Standings: SF 76-54, Pitt 76-54, LA 74-54, Phil 69-63, StL 67-63, Cin 65-65, Atl 62-66, Hou 60-70, NY 56-75, Chi 44-85
September 4, 1966
Baltimore (2-4) Pitcher Steve Barber went on the disabled list. Brooks Robinson still wasn't hitting (.247 since the All-Star Game). Boog Powell, horsing around at a poolside team party, fell and cut his forehead. But Paul Blair and Russ Snyder, two of the lesser Orioles, came through with game-winning hits; Vic Roznovsky, the least of the Orioles, and the ailing Powell tied a league record with consecutive pinch homers, and collapse seemed far away. CHICAGO (3-4) could trace its worst week since early July to its .151 hitting. Joe Foy of BOSTON (4-3) hit a two-run homer with two out in the ninth to edge the A's 8-6, then came up with a two-run double and a single to knock off the Orioles twice. Ed Kirkpatrick of CALIFORNIA (5-1) gave credit to his wife for his home run against the Yankees. Seems she told him over the phone that from what she could see on TV he wasn't crouching the way he used to up at the plate. The next night, getting down in his very best crouch, Kirkpatrick broke up a scoreless game with a two-run homer in the ninth. After Bert Campaneris of KANSAS CITY (3-4) was hurt for the third time this season by an umpire stepping on his hand with his spike shoes, owner Charlie Finley spoke up. His proposal, which is almost too logical to be acceptable to league officials: have umps wear rubber cleats. CLEVELAND (2-4) dropped four in a row by a total of five runs. Conversely WASHINGTON (5-1) took five straight by a total of six runs. Jim Kaat (below) kept MINNESOTA (3-4) in third place by shutting out the Senators and White Sox. Venerable Mickey Mantle of NEW YORK (3-3), at bat for the first time since being hurt 12 days earlier, overcame the Tigers 6-5 with a ninth-inning homer. Steve Whitaker, the newest Yankee, had two doubles, a triple and three homers, one a grand slam. Denny McLain of DETROIT (2-4), whose control had been so bad the week before that he tossed his glove into the stands when he was aiming it at the dugout, last week threw it again. This time, he aimed his glove high in the air in exultation over an 8-0 shutout. And this time he didn't miss his target.

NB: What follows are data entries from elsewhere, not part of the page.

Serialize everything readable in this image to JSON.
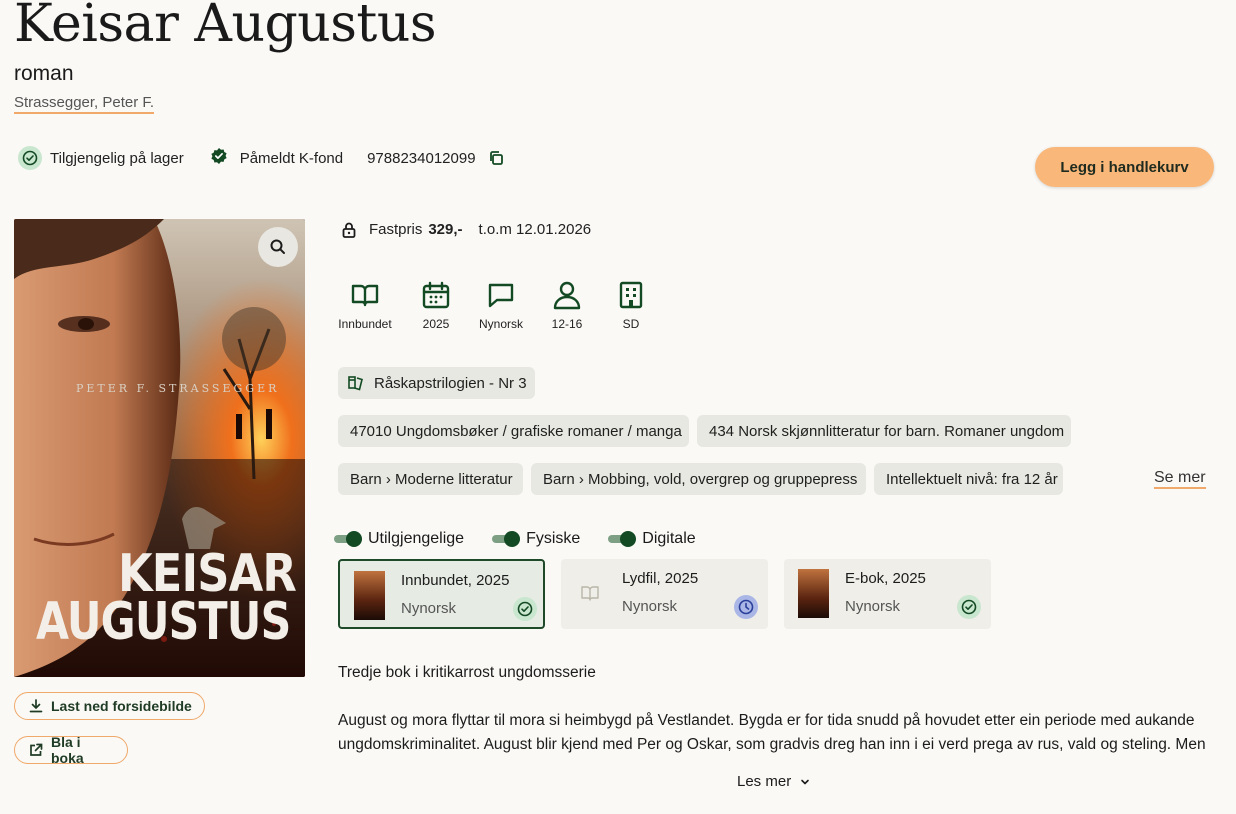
{
  "book": {
    "title": "Keisar Augustus",
    "subtitle": "roman",
    "author": "Strassegger, Peter F."
  },
  "status": {
    "availability": "Tilgjengelig på lager",
    "kfond": "Påmeldt K-fond",
    "isbn": "9788234012099"
  },
  "actions": {
    "add_to_cart": "Legg i handlekurv",
    "download_cover": "Last ned forsidebilde",
    "browse": "Bla i boka"
  },
  "cover": {
    "author_text": "PETER F. STRASSEGGER",
    "title_line1": "KEISAR",
    "title_line2": "AUGUSTUS"
  },
  "price": {
    "label": "Fastpris",
    "value": "329,-",
    "valid_until": "t.o.m 12.01.2026"
  },
  "attributes": [
    {
      "icon": "book-open-icon",
      "label": "Innbundet"
    },
    {
      "icon": "calendar-icon",
      "label": "2025"
    },
    {
      "icon": "speech-bubble-icon",
      "label": "Nynorsk"
    },
    {
      "icon": "person-icon",
      "label": "12-16"
    },
    {
      "icon": "building-icon",
      "label": "SD"
    }
  ],
  "series": "Råskapstrilogien - Nr 3",
  "categories": [
    "47010 Ungdomsbøker / grafiske romaner / manga",
    "434 Norsk skjønnlitteratur for barn. Romaner ungdom",
    "Barn › Moderne litteratur",
    "Barn › Mobbing, vold, overgrep og gruppepress",
    "Intellektuelt nivå: fra 12 år"
  ],
  "see_more": "Se mer",
  "filters": [
    {
      "label": "Utilgjengelige",
      "on": true
    },
    {
      "label": "Fysiske",
      "on": true
    },
    {
      "label": "Digitale",
      "on": true
    }
  ],
  "editions": [
    {
      "format": "Innbundet, 2025",
      "language": "Nynorsk",
      "status": "available",
      "selected": true
    },
    {
      "format": "Lydfil, 2025",
      "language": "Nynorsk",
      "status": "pending",
      "selected": false
    },
    {
      "format": "E-bok, 2025",
      "language": "Nynorsk",
      "status": "available",
      "selected": false
    }
  ],
  "description": {
    "lead": "Tredje bok i kritikarrost ungdomsserie",
    "line1": "August og mora flyttar til mora si heimbygd på Vestlandet. Bygda er for tida snudd på hovudet etter ein periode med aukande",
    "line2": "ungdomskriminalitet. August blir kjend med Per og Oskar, som gradvis dreg han inn i ei verd prega av rus, vald og steling. Men",
    "read_more": "Les mer"
  },
  "colors": {
    "accent": "#f9b77a",
    "dark_green": "#134a23",
    "background": "#faf9f6",
    "chip": "#e7e8e1"
  }
}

Standings: Balt 82-47, Det 69-59, Minn 69-63, Clev 68-63, Chi 68-64, Cal 66-64, Wash 61-73, NY 59-72, KC 57-75, Bos 58-77
PLAYER OF THE WEEK

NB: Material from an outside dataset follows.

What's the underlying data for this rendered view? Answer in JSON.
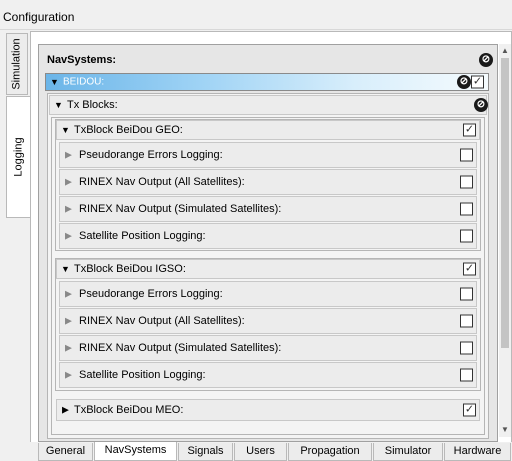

When Left-hander Jim Kaat of the Twins held the White Sox to just three singles and beat them 1-0 last week, he became the first 20-game winner in the American League this season. Until then, few people had paid much attention to Kaat. Nobody has ever paid much attention to him, something that was evident after the second game of last year's World Series when most of the talk centered around losing Pitcher Sandy Koufax rather than around winning Pitcher Kaat, who had given only seven singles in a 5-1 victory. In fact, in the fifth inning of Kaat's 20th win, Owner Calvin Griffith of the Twins left to catch a plane. Anonymity comes easily to Kaat. Hardly anyone recalls that he won 18 games in 1962, 17 in 1964 and 18 again last season. Or that now, at the age of 27, he has amassed 93 big league wins. One of the few times anyone has noticed Kaat's pitching was years ago when his father caught him ducking out on lawn-mowing chores to play ball. "You can't make a living playing ball," said the elder Kaat. "You have to learn to work." Jim played ball, but he compromised by becoming a hard-working ballplayer. He worked to overcome a bad habit he had of pitching across his body; he worked hard on his control; he worked to develop a pitch he calls his "slurve," which is part slider, part curve. Now, with a 20-victory season, 24‚Öî consecutive scoreless innings and a 2.78 ERA, maybe people will finally begin to notice Jim Kaat.